Exercise aim :: Print the full listing exactly.
Content starts
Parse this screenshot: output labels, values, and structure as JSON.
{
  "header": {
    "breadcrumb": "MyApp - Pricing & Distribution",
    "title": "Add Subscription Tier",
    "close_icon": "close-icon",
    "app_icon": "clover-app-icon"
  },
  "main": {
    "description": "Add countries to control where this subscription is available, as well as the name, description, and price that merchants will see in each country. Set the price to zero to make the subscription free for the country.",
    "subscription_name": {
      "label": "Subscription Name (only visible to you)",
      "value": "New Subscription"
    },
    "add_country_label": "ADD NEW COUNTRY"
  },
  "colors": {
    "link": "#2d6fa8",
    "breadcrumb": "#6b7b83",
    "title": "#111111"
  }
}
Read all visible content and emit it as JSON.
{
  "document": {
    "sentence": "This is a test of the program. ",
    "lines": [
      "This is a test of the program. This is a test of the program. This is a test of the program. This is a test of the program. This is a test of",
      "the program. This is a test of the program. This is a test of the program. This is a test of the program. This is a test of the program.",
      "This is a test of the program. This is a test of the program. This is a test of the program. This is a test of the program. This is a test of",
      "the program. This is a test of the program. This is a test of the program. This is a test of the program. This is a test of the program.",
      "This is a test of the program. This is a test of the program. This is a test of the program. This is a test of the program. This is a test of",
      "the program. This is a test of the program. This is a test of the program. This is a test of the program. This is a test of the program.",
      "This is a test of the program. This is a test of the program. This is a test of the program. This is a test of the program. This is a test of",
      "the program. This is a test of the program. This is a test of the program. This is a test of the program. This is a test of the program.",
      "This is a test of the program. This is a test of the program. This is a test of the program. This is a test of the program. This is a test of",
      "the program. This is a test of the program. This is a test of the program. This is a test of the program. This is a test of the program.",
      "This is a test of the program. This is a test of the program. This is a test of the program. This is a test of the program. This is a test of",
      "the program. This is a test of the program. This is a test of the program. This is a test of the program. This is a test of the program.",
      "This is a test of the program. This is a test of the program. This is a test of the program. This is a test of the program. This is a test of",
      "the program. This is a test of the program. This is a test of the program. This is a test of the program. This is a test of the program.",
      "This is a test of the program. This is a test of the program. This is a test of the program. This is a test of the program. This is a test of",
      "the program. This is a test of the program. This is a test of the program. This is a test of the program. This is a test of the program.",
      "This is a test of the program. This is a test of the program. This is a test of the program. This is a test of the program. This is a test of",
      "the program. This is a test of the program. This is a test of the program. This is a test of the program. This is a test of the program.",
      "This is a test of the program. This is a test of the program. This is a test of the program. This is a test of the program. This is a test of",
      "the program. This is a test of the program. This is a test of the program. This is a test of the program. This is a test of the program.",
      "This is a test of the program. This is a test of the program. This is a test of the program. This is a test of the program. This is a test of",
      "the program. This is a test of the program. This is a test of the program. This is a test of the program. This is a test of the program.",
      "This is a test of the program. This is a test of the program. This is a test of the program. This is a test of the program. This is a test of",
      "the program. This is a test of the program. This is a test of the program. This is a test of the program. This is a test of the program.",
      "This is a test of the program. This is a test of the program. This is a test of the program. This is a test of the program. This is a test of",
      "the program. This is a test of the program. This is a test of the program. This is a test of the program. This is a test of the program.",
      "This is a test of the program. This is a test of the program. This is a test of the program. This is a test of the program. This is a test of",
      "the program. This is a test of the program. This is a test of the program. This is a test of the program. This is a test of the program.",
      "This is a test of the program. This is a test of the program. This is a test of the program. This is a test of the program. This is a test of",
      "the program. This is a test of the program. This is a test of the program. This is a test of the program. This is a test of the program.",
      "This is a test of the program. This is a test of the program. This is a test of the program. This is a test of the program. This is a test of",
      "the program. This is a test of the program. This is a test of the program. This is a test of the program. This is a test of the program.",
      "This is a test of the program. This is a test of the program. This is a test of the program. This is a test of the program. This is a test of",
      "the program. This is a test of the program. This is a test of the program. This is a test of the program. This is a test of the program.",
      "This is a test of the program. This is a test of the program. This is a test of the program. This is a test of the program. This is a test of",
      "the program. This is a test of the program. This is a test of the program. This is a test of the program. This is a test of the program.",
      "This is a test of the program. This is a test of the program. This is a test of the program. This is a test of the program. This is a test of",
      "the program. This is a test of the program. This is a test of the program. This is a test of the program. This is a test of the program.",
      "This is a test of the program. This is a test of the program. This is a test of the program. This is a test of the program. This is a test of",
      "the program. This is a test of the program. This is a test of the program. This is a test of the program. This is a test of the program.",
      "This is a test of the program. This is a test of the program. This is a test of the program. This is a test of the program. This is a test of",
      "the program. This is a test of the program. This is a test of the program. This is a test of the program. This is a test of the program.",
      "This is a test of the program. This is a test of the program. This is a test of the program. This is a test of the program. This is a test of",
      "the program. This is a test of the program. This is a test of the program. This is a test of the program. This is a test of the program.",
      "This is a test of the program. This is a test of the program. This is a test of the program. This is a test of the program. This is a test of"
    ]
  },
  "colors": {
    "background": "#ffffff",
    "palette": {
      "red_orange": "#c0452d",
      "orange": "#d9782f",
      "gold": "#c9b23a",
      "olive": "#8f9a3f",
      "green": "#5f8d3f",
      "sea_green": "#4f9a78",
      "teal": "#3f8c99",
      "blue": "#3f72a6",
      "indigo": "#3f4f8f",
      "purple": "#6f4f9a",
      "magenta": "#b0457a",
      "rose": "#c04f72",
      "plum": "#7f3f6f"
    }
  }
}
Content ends
Completed task ::
Parse this screenshot: output labels, values, and structure as JSON.
{
  "header": {
    "breadcrumb": "MyApp - Pricing & Distribution",
    "title": "Add Subscription Tier",
    "close_icon": "close-icon",
    "app_icon": "clover-app-icon"
  },
  "main": {
    "description": "Add countries to control where this subscription is available, as well as the name, description, and price that merchants will see in each country. Set the price to zero to make the subscription free for the country.",
    "subscription_name": {
      "label": "Subscription Name (only visible to you)",
      "value": "New Subscription"
    },
    "add_country_label": "ADD NEW COUNTRY"
  },
  "colors": {
    "link": "#2d6fa8",
    "breadcrumb": "#6b7b83",
    "title": "#111111"
  }
}
Read all visible content and emit it as JSON.
{
  "document": {
    "sentence": "This is a test of the program. ",
    "lines": [
      "This is a test of the program. This is a test of the program. This is a test of the program. This is a test of the program. This is a test of",
      "the program. This is a test of the program. This is a test of the program. This is a test of the program. This is a test of the program.",
      "This is a test of the program. This is a test of the program. This is a test of the program. This is a test of the program. This is a test of",
      "the program. This is a test of the program. This is a test of the program. This is a test of the program. This is a test of the program.",
      "This is a test of the program. This is a test of the program. This is a test of the program. This is a test of the program. This is a test of",
      "the program. This is a test of the program. This is a test of the program. This is a test of the program. This is a test of the program.",
      "This is a test of the program. This is a test of the program. This is a test of the program. This is a test of the program. This is a test of",
      "the program. This is a test of the program. This is a test of the program. This is a test of the program. This is a test of the program.",
      "This is a test of the program. This is a test of the program. This is a test of the program. This is a test of the program. This is a test of",
      "the program. This is a test of the program. This is a test of the program. This is a test of the program. This is a test of the program.",
      "This is a test of the program. This is a test of the program. This is a test of the program. This is a test of the program. This is a test of",
      "the program. This is a test of the program. This is a test of the program. This is a test of the program. This is a test of the program.",
      "This is a test of the program. This is a test of the program. This is a test of the program. This is a test of the program. This is a test of",
      "the program. This is a test of the program. This is a test of the program. This is a test of the program. This is a test of the program.",
      "This is a test of the program. This is a test of the program. This is a test of the program. This is a test of the program. This is a test of",
      "the program. This is a test of the program. This is a test of the program. This is a test of the program. This is a test of the program.",
      "This is a test of the program. This is a test of the program. This is a test of the program. This is a test of the program. This is a test of",
      "the program. This is a test of the program. This is a test of the program. This is a test of the program. This is a test of the program.",
      "This is a test of the program. This is a test of the program. This is a test of the program. This is a test of the program. This is a test of",
      "the program. This is a test of the program. This is a test of the program. This is a test of the program. This is a test of the program.",
      "This is a test of the program. This is a test of the program. This is a test of the program. This is a test of the program. This is a test of",
      "the program. This is a test of the program. This is a test of the program. This is a test of the program. This is a test of the program.",
      "This is a test of the program. This is a test of the program. This is a test of the program. This is a test of the program. This is a test of",
      "the program. This is a test of the program. This is a test of the program. This is a test of the program. This is a test of the program.",
      "This is a test of the program. This is a test of the program. This is a test of the program. This is a test of the program. This is a test of",
      "the program. This is a test of the program. This is a test of the program. This is a test of the program. This is a test of the program.",
      "This is a test of the program. This is a test of the program. This is a test of the program. This is a test of the program. This is a test of",
      "the program. This is a test of the program. This is a test of the program. This is a test of the program. This is a test of the program.",
      "This is a test of the program. This is a test of the program. This is a test of the program. This is a test of the program. This is a test of",
      "the program. This is a test of the program. This is a test of the program. This is a test of the program. This is a test of the program.",
      "This is a test of the program. This is a test of the program. This is a test of the program. This is a test of the program. This is a test of",
      "the program. This is a test of the program. This is a test of the program. This is a test of the program. This is a test of the program.",
      "This is a test of the program. This is a test of the program. This is a test of the program. This is a test of the program. This is a test of",
      "the program. This is a test of the program. This is a test of the program. This is a test of the program. This is a test of the program.",
      "This is a test of the program. This is a test of the program. This is a test of the program. This is a test of the program. This is a test of",
      "the program. This is a test of the program. This is a test of the program. This is a test of the program. This is a test of the program.",
      "This is a test of the program. This is a test of the program. This is a test of the program. This is a test of the program. This is a test of",
      "the program. This is a test of the program. This is a test of the program. This is a test of the program. This is a test of the program.",
      "This is a test of the program. This is a test of the program. This is a test of the program. This is a test of the program. This is a test of",
      "the program. This is a test of the program. This is a test of the program. This is a test of the program. This is a test of the program.",
      "This is a test of the program. This is a test of the program. This is a test of the program. This is a test of the program. This is a test of",
      "the program. This is a test of the program. This is a test of the program. This is a test of the program. This is a test of the program.",
      "This is a test of the program. This is a test of the program. This is a test of the program. This is a test of the program. This is a test of",
      "the program. This is a test of the program. This is a test of the program. This is a test of the program. This is a test of the program.",
      "This is a test of the program. This is a test of the program. This is a test of the program. This is a test of the program. This is a test of"
    ]
  },
  "colors": {
    "background": "#ffffff",
    "palette": {
      "red_orange": "#c0452d",
      "orange": "#d9782f",
      "gold": "#c9b23a",
      "olive": "#8f9a3f",
      "green": "#5f8d3f",
      "sea_green": "#4f9a78",
      "teal": "#3f8c99",
      "blue": "#3f72a6",
      "indigo": "#3f4f8f",
      "purple": "#6f4f9a",
      "magenta": "#b0457a",
      "rose": "#c04f72",
      "plum": "#7f3f6f"
    }
  }
}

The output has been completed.